**Activity**
Wherever the word "this" appears in a line below, that line counts; report the total number of such lines only.

Component data from apps and pages:
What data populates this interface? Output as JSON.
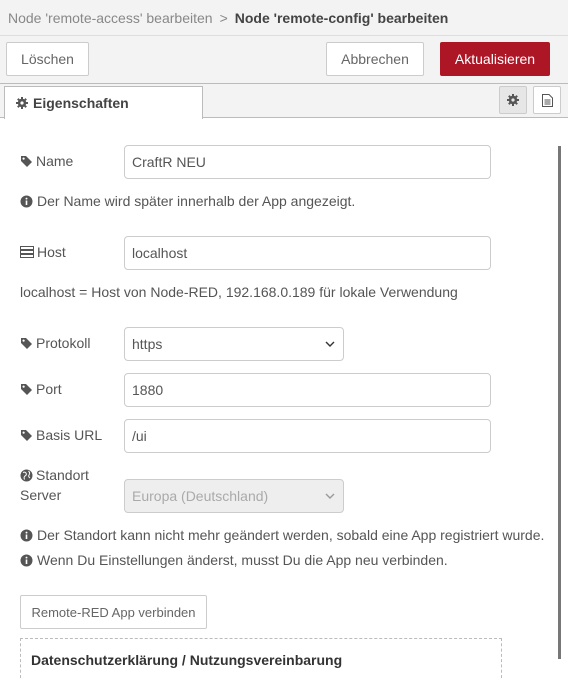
{
  "breadcrumb": {
    "parent": "Node 'remote-access' bearbeiten",
    "separator": ">",
    "current": "Node 'remote-config' bearbeiten"
  },
  "toolbar": {
    "delete_label": "Löschen",
    "cancel_label": "Abbrechen",
    "update_label": "Aktualisieren"
  },
  "tabs": {
    "properties_label": "Eigenschaften",
    "settings_icon": "gear-icon",
    "description_icon": "file-text-icon"
  },
  "form": {
    "name": {
      "label": "Name",
      "value": "CraftR NEU",
      "icon": "tag-icon"
    },
    "name_hint": "Der Name wird später innerhalb der App angezeigt.",
    "host": {
      "label": "Host",
      "value": "localhost",
      "icon": "server-icon"
    },
    "host_hint": "localhost = Host von Node-RED, 192.168.0.189 für lokale Verwendung",
    "protocol": {
      "label": "Protokoll",
      "value": "https",
      "icon": "tag-icon"
    },
    "port": {
      "label": "Port",
      "value": "1880",
      "icon": "tag-icon"
    },
    "base_url": {
      "label": "Basis URL",
      "value": "/ui",
      "icon": "tag-icon"
    },
    "location": {
      "label_line1": "Standort",
      "label_line2": "Server",
      "value": "Europa (Deutschland)",
      "icon": "globe-icon",
      "disabled": true
    },
    "location_hint": "Der Standort kann nicht mehr geändert werden, sobald eine App registriert wurde.",
    "reconnect_hint": "Wenn Du Einstellungen änderst, musst Du die App neu verbinden.",
    "connect_button": "Remote-RED App verbinden",
    "privacy_title": "Datenschutzerklärung / Nutzungsvereinbarung"
  },
  "colors": {
    "primary": "#ad1625",
    "panel_bg": "#f3f3f3",
    "text": "#555555"
  }
}
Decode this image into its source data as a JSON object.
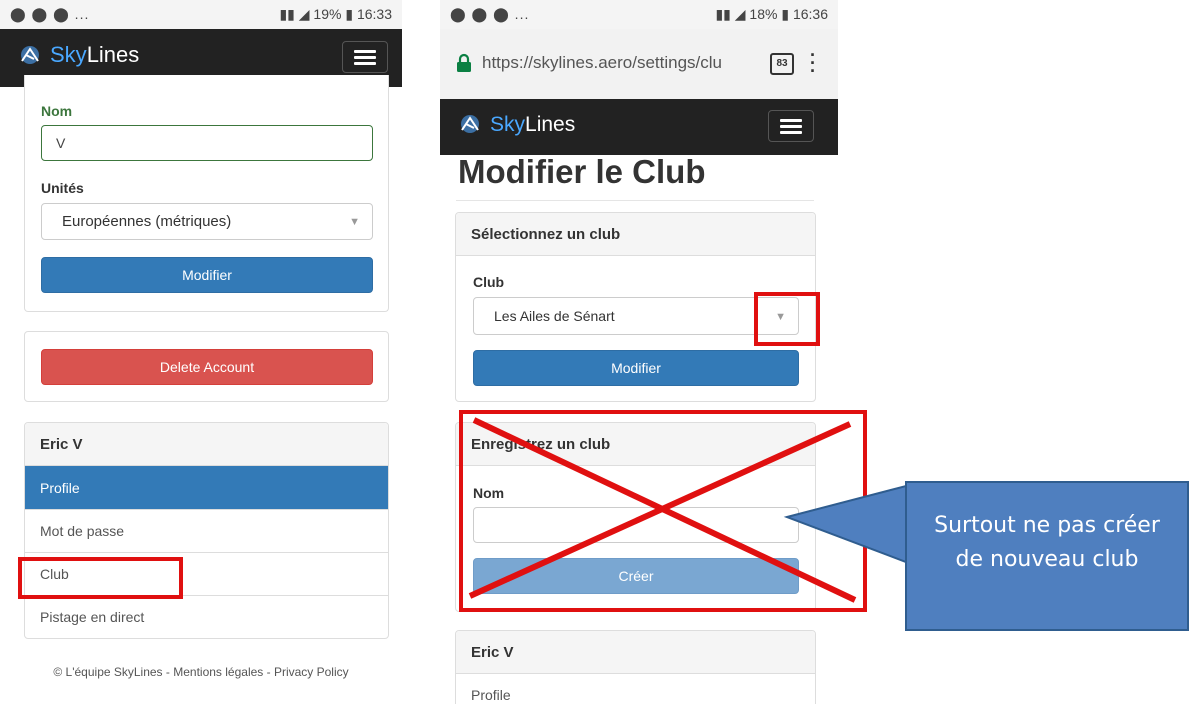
{
  "left_screen": {
    "status_bar": {
      "icons_left": "⬤ ⬤ ⬤ ...",
      "battery": "19%",
      "time": "16:33"
    },
    "navbar": {
      "brand_sky": "Sky",
      "brand_lines": "Lines"
    },
    "form": {
      "nom_label": "Nom",
      "nom_value": "V",
      "units_label": "Unités",
      "units_value": "Européennes (métriques)",
      "submit_label": "Modifier"
    },
    "delete_panel": {
      "button_label": "Delete Account"
    },
    "menu": {
      "title": "Eric V",
      "items": [
        "Profile",
        "Mot de passe",
        "Club",
        "Pistage en direct"
      ]
    },
    "footer": "© L'équipe SkyLines - Mentions légales - Privacy Policy"
  },
  "right_screen": {
    "status_bar": {
      "icons_left": "⬤ ⬤ ⬤ ...",
      "battery": "18%",
      "time": "16:36"
    },
    "url_bar": {
      "url": "https://skylines.aero/settings/clu",
      "tab_count": "83"
    },
    "navbar": {
      "brand_sky": "Sky",
      "brand_lines": "Lines"
    },
    "page_title": "Modifier le Club",
    "select_panel": {
      "heading": "Sélectionnez un club",
      "club_label": "Club",
      "club_value": "Les Ailes de Sénart",
      "submit_label": "Modifier"
    },
    "register_panel": {
      "heading": "Enregistrez un club",
      "nom_label": "Nom",
      "nom_value": "",
      "submit_label": "Créer"
    },
    "menu": {
      "title": "Eric V",
      "first_item": "Profile"
    }
  },
  "callout": {
    "text": "Surtout ne pas créer de nouveau club"
  },
  "colors": {
    "annotation_red": "#e01010",
    "primary_blue": "#337ab7",
    "callout_blue": "#4f7fbf"
  }
}
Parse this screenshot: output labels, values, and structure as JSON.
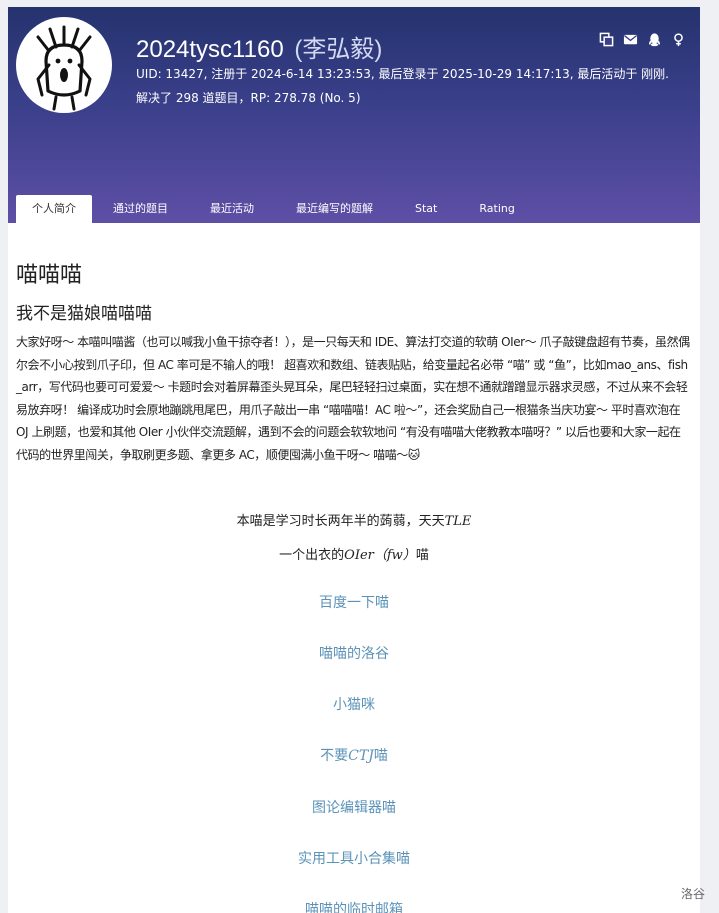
{
  "header": {
    "username": "2024tysc1160",
    "realname": "(李弘毅)",
    "meta_line1": "UID: 13427, 注册于 2024-6-14 13:23:53, 最后登录于 2025-10-29 14:17:13, 最后活动于 刚刚.",
    "meta_line2": "解决了 298 道题目，RP: 278.78 (No. 5)",
    "icons": [
      "copy-icon",
      "mail-icon",
      "qq-icon",
      "gender-male-icon"
    ]
  },
  "tabs": [
    {
      "label": "个人简介",
      "active": true
    },
    {
      "label": "通过的题目",
      "active": false
    },
    {
      "label": "最近活动",
      "active": false
    },
    {
      "label": "最近编写的题解",
      "active": false
    },
    {
      "label": "Stat",
      "active": false
    },
    {
      "label": "Rating",
      "active": false
    }
  ],
  "profile": {
    "heading": "喵喵喵",
    "subheading": "我不是猫娘喵喵喵",
    "intro": "大家好呀～ 本喵叫喵酱（也可以喊我小鱼干掠夺者！），是一只每天和 IDE、算法打交道的软萌 OIer～ 爪子敲键盘超有节奏，虽然偶尔会不小心按到爪子印，但 AC 率可是不输人的哦！ 超喜欢和数组、链表贴贴，给变量起名必带 “喵” 或 “鱼”，比如mao_ans、fish_arr，写代码也要可可爱爱～ 卡题时会对着屏幕歪头晃耳朵，尾巴轻轻扫过桌面，实在想不通就蹭蹭显示器求灵感，不过从来不会轻易放弃呀！ 编译成功时会原地蹦跳甩尾巴，用爪子敲出一串 “喵喵喵！AC 啦～”，还会奖励自己一根猫条当庆功宴～ 平时喜欢泡在 OJ 上刷题，也爱和其他 OIer 小伙伴交流题解，遇到不会的问题会软软地问 “有没有喵喵大佬教教本喵呀？” 以后也要和大家一起在代码的世界里闯关，争取刷更多题、拿更多 AC，顺便囤满小鱼干呀～ 喵喵～🐱",
    "line1_prefix": "本喵是学习时长两年半的蒟蒻，天天",
    "line1_math": "TLE",
    "line2_prefix": "一个出衣的",
    "line2_math": "OIer（fw）",
    "line2_suffix": "喵",
    "links": [
      {
        "prefix": "百度一下喵",
        "math": "",
        "suffix": ""
      },
      {
        "prefix": "喵喵的洛谷",
        "math": "",
        "suffix": ""
      },
      {
        "prefix": "小猫咪",
        "math": "",
        "suffix": ""
      },
      {
        "prefix": "不要",
        "math": "CTJ",
        "suffix": "喵"
      },
      {
        "prefix": "图论编辑器喵",
        "math": "",
        "suffix": ""
      },
      {
        "prefix": "实用工具小合集喵",
        "math": "",
        "suffix": ""
      },
      {
        "prefix": "喵喵的临时邮箱",
        "math": "",
        "suffix": ""
      }
    ]
  },
  "watermark": "洛谷",
  "colors": {
    "header_top": "#25336e",
    "header_bottom": "#5e4fa6",
    "link": "#5b93b8"
  }
}
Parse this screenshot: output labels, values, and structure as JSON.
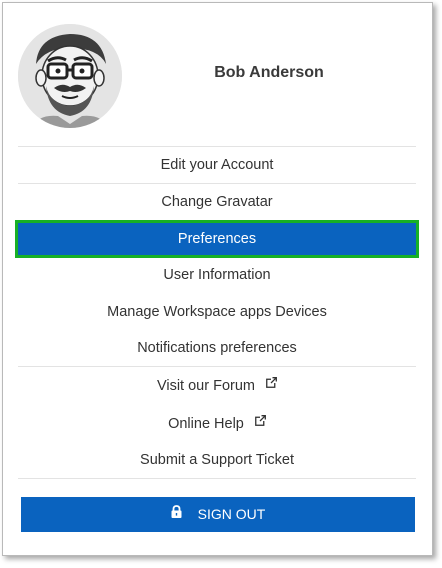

**Completed exercise**
4